When the countdown ends and the ball drops, it’s time to declare our resolutions for the new year. It’s a hopeful moment that, for most of us, unfortunately ends in some degree of failure. Maybe you didn’t stick to your imagined exercise regimen for more than a week, or maybe you didn’t put 10% of each paycheck into savings. We’ve all been there. So what is the secret to ensuring that our high hopes and goals for the coming year will hold true and that we don’t end up falling back into old habits? It turns out that it’s just as much about the type of new year’s resolution you make as it is your commitment to keeping it. Let’s dive into how to set New Year’s resolutions that stick.
Choose a resolution that’s significant to you
Set yourself up for success by picking a New Year’s resolution that is in line with your interests and goals. Too often, people pick a resolution that is trending or that their friends are doing, but that may not have a particular significance or meaning to them. Instead, choose a resolution that does resonate with you in order to set New Year’s resolutions that stick. For example, don’t resolve to do yoga every day when you’d much rather be swimming. Choosing a specific goal for your resolution is also a step in the right direction. “Save more money” is a common resolution, but it’s also a vague one. By tweaking a resolution and making it your own—say, “save money for a trip to Costa Rica in September”—you will be more motivated. Instead of “read more” or “exercise more,” commit to a more tangible resolution, like “read one book per month” or “sign up for a kickboxing class.”
Recognize hurdles you might face
This piece of advice is particularly true if your resolution is to break a bad habit, like quitting smoking or spending less time on social media. Think about when or why you continue these habits, and recognize potential triggers or cues. Once you’ve identified these, you can create a different response to those cues. For example, if you realize you tend to open social media apps when you finish sending an email or completing a work task, consciously commit to getting up for a glass of water or stretching instead when that happens. By preparing yourself for potential hurdles and recognizing what your habit cues are, you will be better equipped to change them and set New Year’s resolutions that stick. For more insights, we have a whole article on how to build new habits.
Make sure your resolution is feasible
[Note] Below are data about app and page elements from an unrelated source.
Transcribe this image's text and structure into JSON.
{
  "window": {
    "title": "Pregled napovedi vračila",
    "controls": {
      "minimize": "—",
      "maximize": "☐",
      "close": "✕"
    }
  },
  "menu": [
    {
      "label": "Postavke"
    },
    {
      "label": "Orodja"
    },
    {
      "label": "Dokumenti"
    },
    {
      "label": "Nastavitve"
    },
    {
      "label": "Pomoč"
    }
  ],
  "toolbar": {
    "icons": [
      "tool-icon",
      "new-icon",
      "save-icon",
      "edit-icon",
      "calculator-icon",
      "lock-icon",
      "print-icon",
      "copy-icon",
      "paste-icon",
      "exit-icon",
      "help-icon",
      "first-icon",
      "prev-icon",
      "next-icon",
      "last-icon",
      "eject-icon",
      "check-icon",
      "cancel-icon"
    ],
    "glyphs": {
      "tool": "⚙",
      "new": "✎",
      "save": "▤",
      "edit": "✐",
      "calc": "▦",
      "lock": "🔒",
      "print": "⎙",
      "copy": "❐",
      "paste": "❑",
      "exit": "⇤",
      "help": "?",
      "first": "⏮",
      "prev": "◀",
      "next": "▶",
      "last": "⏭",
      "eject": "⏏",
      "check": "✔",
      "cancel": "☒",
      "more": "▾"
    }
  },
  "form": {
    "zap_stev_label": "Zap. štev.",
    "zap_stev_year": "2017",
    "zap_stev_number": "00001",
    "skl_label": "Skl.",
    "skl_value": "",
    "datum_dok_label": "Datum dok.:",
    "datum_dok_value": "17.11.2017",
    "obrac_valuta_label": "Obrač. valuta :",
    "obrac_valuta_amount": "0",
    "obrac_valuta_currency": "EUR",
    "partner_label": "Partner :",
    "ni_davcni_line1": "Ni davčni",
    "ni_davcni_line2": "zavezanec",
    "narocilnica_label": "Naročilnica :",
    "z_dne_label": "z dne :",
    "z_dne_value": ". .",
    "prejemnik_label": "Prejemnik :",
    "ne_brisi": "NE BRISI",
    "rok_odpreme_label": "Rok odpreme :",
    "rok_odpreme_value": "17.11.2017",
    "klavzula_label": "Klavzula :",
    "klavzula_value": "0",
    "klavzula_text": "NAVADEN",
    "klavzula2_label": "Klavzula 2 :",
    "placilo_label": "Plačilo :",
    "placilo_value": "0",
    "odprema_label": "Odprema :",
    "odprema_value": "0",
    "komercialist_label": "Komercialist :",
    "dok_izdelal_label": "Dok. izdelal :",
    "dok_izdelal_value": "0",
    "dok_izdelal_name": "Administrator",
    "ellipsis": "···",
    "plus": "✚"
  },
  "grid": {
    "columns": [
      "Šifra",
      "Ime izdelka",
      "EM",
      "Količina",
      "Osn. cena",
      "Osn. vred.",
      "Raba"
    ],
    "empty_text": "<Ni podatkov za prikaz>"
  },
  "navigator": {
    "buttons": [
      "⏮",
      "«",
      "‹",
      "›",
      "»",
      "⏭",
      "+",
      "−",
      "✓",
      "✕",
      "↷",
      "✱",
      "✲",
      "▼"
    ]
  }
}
Resolutions coincide with the start of a new year, which can sometimes seem quite abstract when you’re announcing your ambitions in front of friends and family at a party. But after the festivities, the new year is already upon us, so it’s important that you make a resolution that is possible in that context. For example, if your resolution is to double your time at the gym during the week, but your work and social schedules are already full for the month of January, it will be difficult to stick with your resolution for very long. It is more beneficial to evaluate what is actually feasible for you in terms of time and base your resolution on that. This will help you start off strong and motivate you to continue realizing your resolution.
Seek out support
There’s no rule that says a new year’s resolution has to be a solo journey. In fact, partnering up with a friend or coworker who shares a similar goal can be hugely beneficial to you both. Whether it’s learning a new skill or kicking a bad habit, having someone on board with you will help keep you motivated as well as hold you accountable to set New Year’s resolutions that stick. Having a friend support your resolution can also provide external encouragement when you may feel like giving up. Even if you have a personal resolution, you can still benefit from a support network. Tell people close to you what your goals are for the new year. This simple act will help make your resolution feel more real and make you more accountable, as friends will ask how your progress is going.
Happy New Year from the Skillpack team!
Whether you make a resolution or not, a new year is always a good opportunity for reflection and growth. But it’s not the only opportunity. Improvement—whether it’s personal or professional—is a year-round effort that we at SkillPack want to support, particularly for those who are self-employed. Our blog is full of advice on how freelancers can enhance their skills, improve their work practices, and strike a healthy work-life balance. Be sure to check it out.